Scott Starks employee spotlight graphic

Employee Spotlight – Scott Starks

Scott Starks is a senior project specialist who is currently working on the Oshkosh School District projects, Whitefish Bay School District Library projects, and Wrightstown Elementary School.

His day-to-day responsibilities include working with the project team to develop a design vision, preparing client presentations, making construction documents, and managing the construction process.

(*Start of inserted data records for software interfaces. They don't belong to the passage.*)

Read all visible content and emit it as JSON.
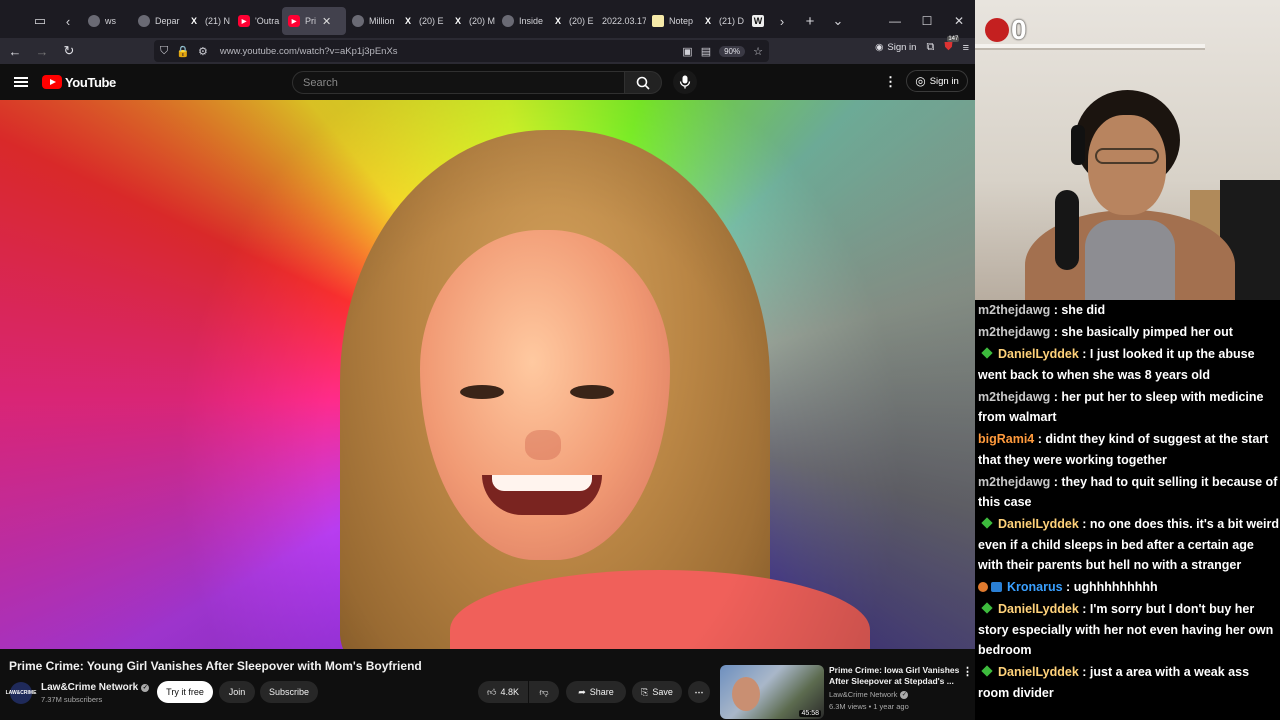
{
  "browser": {
    "tabs": [
      {
        "icon": "back-arrow",
        "label": "ws",
        "type": "gen"
      },
      {
        "label": "Depar",
        "type": "gen"
      },
      {
        "label": "(21) N",
        "type": "x"
      },
      {
        "label": "'Outra",
        "type": "yt"
      },
      {
        "label": "Pri",
        "type": "yt",
        "active": true
      },
      {
        "label": "Million",
        "type": "gen"
      },
      {
        "label": "(20) E",
        "type": "x"
      },
      {
        "label": "(20) M",
        "type": "x"
      },
      {
        "label": "Inside",
        "type": "gen"
      },
      {
        "label": "(20) E",
        "type": "x"
      },
      {
        "label": "2022.03.17",
        "type": "none"
      },
      {
        "label": "Notep",
        "type": "note"
      },
      {
        "label": "(21) D",
        "type": "x"
      },
      {
        "label": "",
        "type": "w"
      }
    ],
    "url": "www.youtube.com/watch?v=aKp1j3pEnXs",
    "zoom": "90%",
    "signin_label": "Sign in",
    "notification_count": "147"
  },
  "youtube": {
    "logo_text": "YouTube",
    "search_placeholder": "Search",
    "signin_label": "Sign in",
    "video": {
      "title": "Prime Crime: Young Girl Vanishes After Sleepover with Mom's Boyfriend",
      "channel": "Law&Crime Network",
      "channel_avatar_text": "LAW&CRIME",
      "subscribers": "7.37M subscribers",
      "try_label": "Try it free",
      "join_label": "Join",
      "subscribe_label": "Subscribe",
      "likes": "4.8K",
      "share_label": "Share",
      "save_label": "Save"
    },
    "recommended": {
      "title": "Prime Crime: Iowa Girl Vanishes After Sleepover at Stepdad's ...",
      "channel": "Law&Crime Network",
      "duration": "45:58",
      "meta": "6.3M views • 1 year ago"
    }
  },
  "webcam": {
    "counter": "0"
  },
  "chat": {
    "messages": [
      {
        "user": "m2thejdawg",
        "color": "#c8c8c8",
        "badge": "none",
        "text": "she did"
      },
      {
        "user": "m2thejdawg",
        "color": "#c8c8c8",
        "badge": "none",
        "text": "she basically pimped her out"
      },
      {
        "user": "DanielLyddek",
        "color": "#ffd27a",
        "badge": "gem",
        "text": "I just looked it up the abuse went back to when she was 8 years old"
      },
      {
        "user": "m2thejdawg",
        "color": "#c8c8c8",
        "badge": "none",
        "text": "her put her to sleep with medicine from walmart"
      },
      {
        "user": "bigRami4",
        "color": "#ff9a3c",
        "badge": "none",
        "text": "didnt they kind of suggest at the start that they were working together"
      },
      {
        "user": "m2thejdawg",
        "color": "#c8c8c8",
        "badge": "none",
        "text": "they had to quit selling it because of this case"
      },
      {
        "user": "DanielLyddek",
        "color": "#ffd27a",
        "badge": "gem",
        "text": "no one does this. it's a bit weird even if a child sleeps in bed after a certain age with their parents but hell no with a stranger"
      },
      {
        "user": "Kronarus",
        "color": "#3aa0ff",
        "badge": "sub",
        "text": "ughhhhhhhhh"
      },
      {
        "user": "DanielLyddek",
        "color": "#ffd27a",
        "badge": "gem",
        "text": "I'm sorry but I don't buy her story especially with her not even having her own bedroom"
      },
      {
        "user": "DanielLyddek",
        "color": "#ffd27a",
        "badge": "gem",
        "text": "just a area with a weak ass room divider"
      }
    ]
  }
}
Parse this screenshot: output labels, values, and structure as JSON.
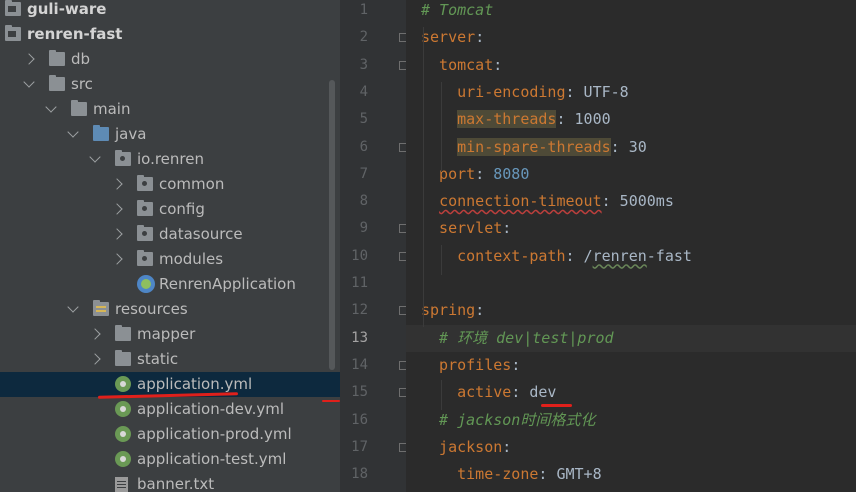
{
  "tree": {
    "items": [
      {
        "label": "guli-ware",
        "icon": "module-folder-icon",
        "depth": 0,
        "arrow": "none",
        "bold": true
      },
      {
        "label": "renren-fast",
        "icon": "module-folder-icon",
        "depth": 0,
        "arrow": "none",
        "bold": true
      },
      {
        "label": "db",
        "icon": "folder-icon",
        "depth": 1,
        "arrow": "right"
      },
      {
        "label": "src",
        "icon": "folder-icon",
        "depth": 1,
        "arrow": "down"
      },
      {
        "label": "main",
        "icon": "folder-icon",
        "depth": 2,
        "arrow": "down"
      },
      {
        "label": "java",
        "icon": "source-folder-icon",
        "depth": 3,
        "arrow": "down"
      },
      {
        "label": "io.renren",
        "icon": "package-icon",
        "depth": 4,
        "arrow": "down"
      },
      {
        "label": "common",
        "icon": "package-icon",
        "depth": 5,
        "arrow": "right"
      },
      {
        "label": "config",
        "icon": "package-icon",
        "depth": 5,
        "arrow": "right"
      },
      {
        "label": "datasource",
        "icon": "package-icon",
        "depth": 5,
        "arrow": "right"
      },
      {
        "label": "modules",
        "icon": "package-icon",
        "depth": 5,
        "arrow": "right"
      },
      {
        "label": "RenrenApplication",
        "icon": "spring-boot-app-icon",
        "depth": 5,
        "arrow": "none"
      },
      {
        "label": "resources",
        "icon": "resources-folder-icon",
        "depth": 3,
        "arrow": "down"
      },
      {
        "label": "mapper",
        "icon": "folder-icon",
        "depth": 4,
        "arrow": "right"
      },
      {
        "label": "static",
        "icon": "folder-icon",
        "depth": 4,
        "arrow": "right"
      },
      {
        "label": "application.yml",
        "icon": "spring-yml-icon",
        "depth": 4,
        "arrow": "none",
        "selected": true
      },
      {
        "label": "application-dev.yml",
        "icon": "spring-yml-icon",
        "depth": 4,
        "arrow": "none"
      },
      {
        "label": "application-prod.yml",
        "icon": "spring-yml-icon",
        "depth": 4,
        "arrow": "none"
      },
      {
        "label": "application-test.yml",
        "icon": "spring-yml-icon",
        "depth": 4,
        "arrow": "none"
      },
      {
        "label": "banner.txt",
        "icon": "text-file-icon",
        "depth": 4,
        "arrow": "none"
      }
    ]
  },
  "editor": {
    "current_line": 13,
    "lines": [
      {
        "n": "1",
        "parts": [
          {
            "t": "# Tomcat",
            "s": "c"
          }
        ]
      },
      {
        "n": "2",
        "parts": [
          {
            "t": "server",
            "s": "k"
          },
          {
            "t": ":",
            "s": "v"
          }
        ]
      },
      {
        "n": "3",
        "parts": [
          {
            "t": "  tomcat",
            "s": "k"
          },
          {
            "t": ":",
            "s": "v"
          }
        ]
      },
      {
        "n": "4",
        "parts": [
          {
            "t": "    uri-encoding",
            "s": "k"
          },
          {
            "t": ": UTF-8",
            "s": "v"
          }
        ]
      },
      {
        "n": "5",
        "parts": [
          {
            "t": "    ",
            "s": "v"
          },
          {
            "t": "max-threads",
            "s": "k hl"
          },
          {
            "t": ": 1000",
            "s": "v"
          }
        ]
      },
      {
        "n": "6",
        "parts": [
          {
            "t": "    ",
            "s": "v"
          },
          {
            "t": "min-spare-threads",
            "s": "k hl"
          },
          {
            "t": ": 30",
            "s": "v"
          }
        ]
      },
      {
        "n": "7",
        "parts": [
          {
            "t": "  port",
            "s": "k"
          },
          {
            "t": ": ",
            "s": "v"
          },
          {
            "t": "8080",
            "s": "n"
          }
        ]
      },
      {
        "n": "8",
        "parts": [
          {
            "t": "  ",
            "s": "v"
          },
          {
            "t": "connection-timeout",
            "s": "k wave"
          },
          {
            "t": ": 5000ms",
            "s": "v"
          }
        ]
      },
      {
        "n": "9",
        "parts": [
          {
            "t": "  servlet",
            "s": "k"
          },
          {
            "t": ":",
            "s": "v"
          }
        ]
      },
      {
        "n": "10",
        "parts": [
          {
            "t": "    context-path",
            "s": "k"
          },
          {
            "t": ": /",
            "s": "v"
          },
          {
            "t": "renren",
            "s": "v wave-g"
          },
          {
            "t": "-fast",
            "s": "v"
          }
        ]
      },
      {
        "n": "11",
        "parts": []
      },
      {
        "n": "12",
        "parts": [
          {
            "t": "spring",
            "s": "k"
          },
          {
            "t": ":",
            "s": "v"
          }
        ]
      },
      {
        "n": "13",
        "parts": [
          {
            "t": "  # 环境 dev|test|prod",
            "s": "c"
          }
        ]
      },
      {
        "n": "14",
        "parts": [
          {
            "t": "  profiles",
            "s": "k"
          },
          {
            "t": ":",
            "s": "v"
          }
        ]
      },
      {
        "n": "15",
        "parts": [
          {
            "t": "    active",
            "s": "k"
          },
          {
            "t": ": ",
            "s": "v"
          },
          {
            "t": "dev",
            "s": "v"
          }
        ]
      },
      {
        "n": "16",
        "parts": [
          {
            "t": "  # jackson时间格式化",
            "s": "c"
          }
        ]
      },
      {
        "n": "17",
        "parts": [
          {
            "t": "  jackson",
            "s": "k"
          },
          {
            "t": ":",
            "s": "v"
          }
        ]
      },
      {
        "n": "18",
        "parts": [
          {
            "t": "    time-zone",
            "s": "k"
          },
          {
            "t": ": GMT+8",
            "s": "v"
          }
        ]
      }
    ]
  },
  "colors": {
    "keyword": "#cc7832",
    "comment": "#629755",
    "number": "#6897bb",
    "annotation_red": "#e0201b",
    "selection": "#0d293e"
  }
}
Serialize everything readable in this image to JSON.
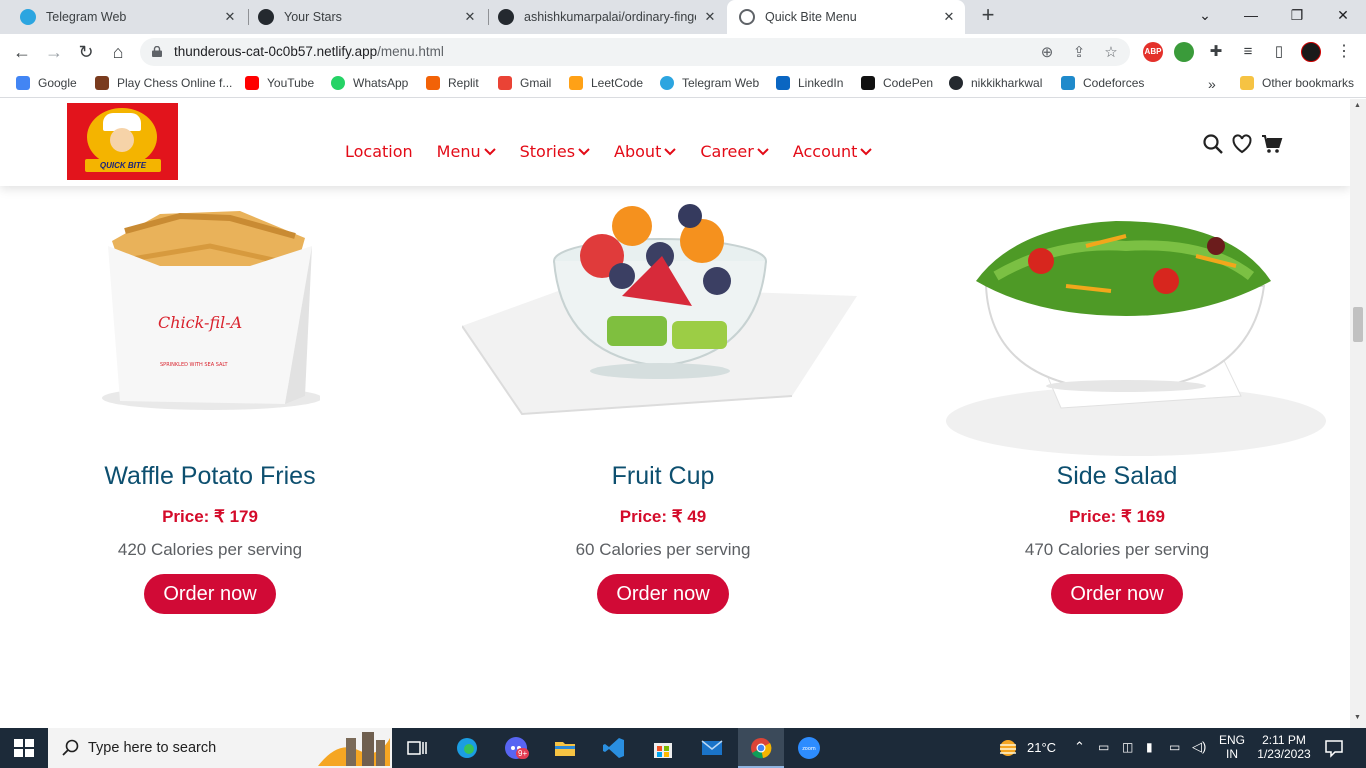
{
  "browser": {
    "tabs": [
      {
        "title": "Telegram Web",
        "icon": "telegram-icon",
        "color": "#2ca5e0"
      },
      {
        "title": "Your Stars",
        "icon": "github-icon",
        "color": "#24292f"
      },
      {
        "title": "ashishkumarpalai/ordinary-finge",
        "icon": "github-icon",
        "color": "#24292f"
      },
      {
        "title": "Quick Bite Menu",
        "icon": "globe-icon",
        "color": "#5f6368"
      }
    ],
    "url_host": "thunderous-cat-0c0b57.netlify.app",
    "url_path": "/menu.html",
    "extensions": [
      {
        "label": "ABP",
        "color": "#e4312b"
      }
    ]
  },
  "bookmarks": [
    {
      "label": "Google",
      "icon": "google-icon",
      "color": "#4285f4"
    },
    {
      "label": "Play Chess Online f...",
      "icon": "chess-icon",
      "color": "#7a3b1e"
    },
    {
      "label": "YouTube",
      "icon": "youtube-icon",
      "color": "#ff0000"
    },
    {
      "label": "WhatsApp",
      "icon": "whatsapp-icon",
      "color": "#25d366"
    },
    {
      "label": "Replit",
      "icon": "replit-icon",
      "color": "#f26207"
    },
    {
      "label": "Gmail",
      "icon": "gmail-icon",
      "color": "#ea4335"
    },
    {
      "label": "LeetCode",
      "icon": "leetcode-icon",
      "color": "#ffa116"
    },
    {
      "label": "Telegram Web",
      "icon": "telegram-icon",
      "color": "#2ca5e0"
    },
    {
      "label": "LinkedIn",
      "icon": "linkedin-icon",
      "color": "#0a66c2"
    },
    {
      "label": "CodePen",
      "icon": "codepen-icon",
      "color": "#111111"
    },
    {
      "label": "nikkikharkwal",
      "icon": "github-icon",
      "color": "#24292f"
    },
    {
      "label": "Codeforces",
      "icon": "codeforces-icon",
      "color": "#1f8acb"
    }
  ],
  "other_bookmarks": "Other bookmarks",
  "site": {
    "logo_text": "QUICK BITE",
    "nav": [
      "Location",
      "Menu",
      "Stories",
      "About",
      "Career",
      "Account"
    ],
    "brand_red": "#e30b17"
  },
  "products": [
    {
      "name": "Waffle Potato Fries",
      "price": "Price: ₹ 179",
      "calories": "420 Calories per serving",
      "cta": "Order now"
    },
    {
      "name": "Fruit Cup",
      "price": "Price: ₹ 49",
      "calories": "60 Calories per serving",
      "cta": "Order now"
    },
    {
      "name": "Side Salad",
      "price": "Price: ₹ 169",
      "calories": "470 Calories per serving",
      "cta": "Order now"
    }
  ],
  "taskbar": {
    "search_placeholder": "Type here to search",
    "weather": "21°C",
    "lang_top": "ENG",
    "lang_bottom": "IN",
    "time": "2:11 PM",
    "date": "1/23/2023",
    "badge": "9+"
  }
}
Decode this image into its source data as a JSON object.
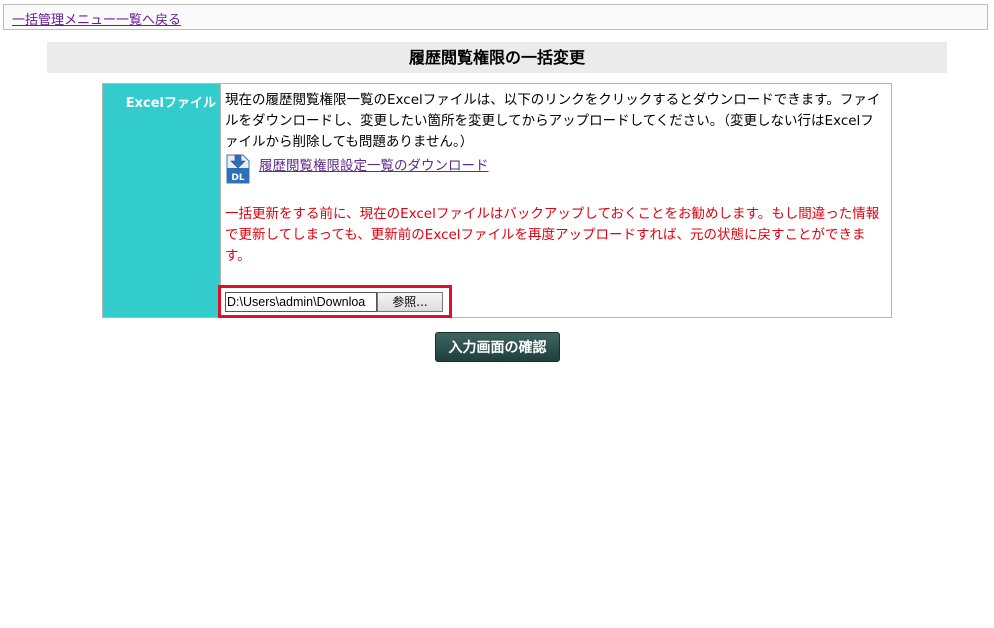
{
  "topbar": {
    "back_link": "一括管理メニュー一覧へ戻る"
  },
  "page": {
    "title": "履歴閲覧権限の一括変更"
  },
  "form": {
    "label": "Excelファイル",
    "description": "現在の履歴閲覧権限一覧のExcelファイルは、以下のリンクをクリックするとダウンロードできます。ファイルをダウンロードし、変更したい箇所を変更してからアップロードしてください。（変更しない行はExcelファイルから削除しても問題ありません。）",
    "download_icon_text": "DL",
    "download_link": "履歴閲覧権限設定一覧のダウンロード",
    "warning": "一括更新をする前に、現在のExcelファイルはバックアップしておくことをお勧めします。もし間違った情報で更新してしまっても、更新前のExcelファイルを再度アップロードすれば、元の状態に戻すことができます。",
    "file_path_value": "D:\\Users\\admin\\Downloa",
    "browse_label": "参照..."
  },
  "actions": {
    "confirm_label": "入力画面の確認"
  },
  "colors": {
    "label_bg": "#33cccc",
    "warning_text": "#e0000f",
    "highlight_border": "#e0102a",
    "confirm_bg": "#2f524e",
    "link": "#5e2b8a"
  }
}
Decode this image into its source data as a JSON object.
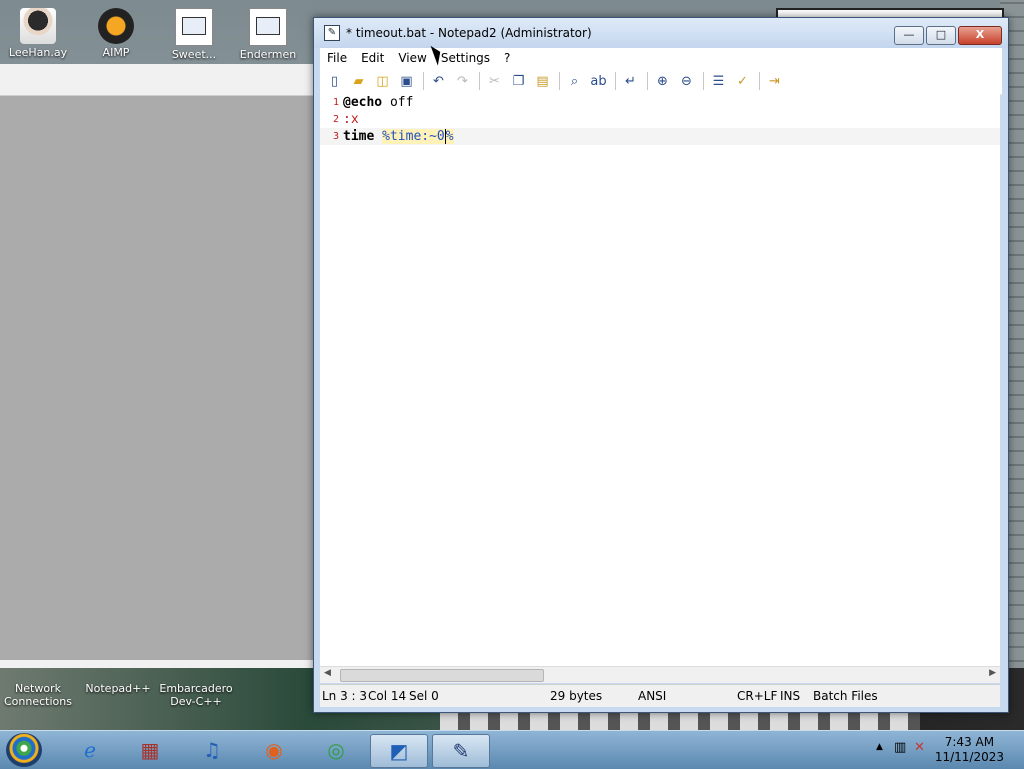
{
  "desktop": {
    "icons": [
      {
        "label": "LeeHan.ay"
      },
      {
        "label": "AIMP"
      },
      {
        "label": "Sweet..."
      },
      {
        "label": "Endermen"
      }
    ],
    "bottom_icons": [
      {
        "label": "Network Connections"
      },
      {
        "label": "Notepad++"
      },
      {
        "label": "Embarcadero Dev-C++"
      }
    ]
  },
  "window": {
    "title": "* timeout.bat - Notepad2 (Administrator)",
    "controls": {
      "minimize": "—",
      "maximize": "□",
      "close": "X"
    }
  },
  "menu": [
    "File",
    "Edit",
    "View",
    "Settings",
    "?"
  ],
  "editor": {
    "lines": [
      {
        "number": "1",
        "kw": "@echo",
        "rest": " off"
      },
      {
        "number": "2",
        "label": ":x"
      },
      {
        "number": "3",
        "kw": "time",
        "space": " ",
        "var_before": "%time:~0",
        "var_after": "%"
      }
    ]
  },
  "status": {
    "position": "Ln 3 : 3",
    "col": "Col 14",
    "sel": "Sel 0",
    "size": "29 bytes",
    "encoding": "ANSI",
    "line_endings": "CR+LF",
    "mode": "INS",
    "lexer": "Batch Files"
  },
  "taskbar": {
    "time": "7:43 AM",
    "date": "11/11/2023"
  },
  "colors": {
    "accent": "#2050c0",
    "label": "#c02020"
  }
}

Over his 25-year career, Scott has worked on several types of projects at different scales. He especially enjoys working on educational projects because they often come with constraints that make the project challenging – in a good way. “The constraints push the way we think about a project,” he says. “We need to make sure the design is solving the problem for the client, but it should also be inspiring. We always aim to strike that balance, regardless of the project’s size and budget.”

One of the things Scott enjoys most about his long career is being able to look back to see how he’s evolved through it. “Because I’m able to see the evolution – and there has been one – I know I’ll continue to grow as I move forward,” he says. “Being able to watch that progress has been really encouraging. I haven’t stopped learning and evolving.”

Scott didn’t always know that he wanted to work in architecture, but he has a few childhood memories that shed some light on how he chose his career path. “In the yard of the house where I grew up, there was a long retaining wall made of rocks,” he says. “I remember playing with my toys in the nooks and crannies of the wall. I think that kind of play pointed me in the direction of creating environments.”

Scott’s passion for design doesn’t stop at 5 p.m. each day – he brings it home, too. His latest design projects outside of the office include complete porch and kitchen renovations to his 100-year-old-plus house. Just like he would for a project at work, Scott has modeled his vision for the new kitchen. “The kitchen is being demolished right now, but seeing the model keeps me excited about the project,” he says. “It’s motivation to keep working on it.”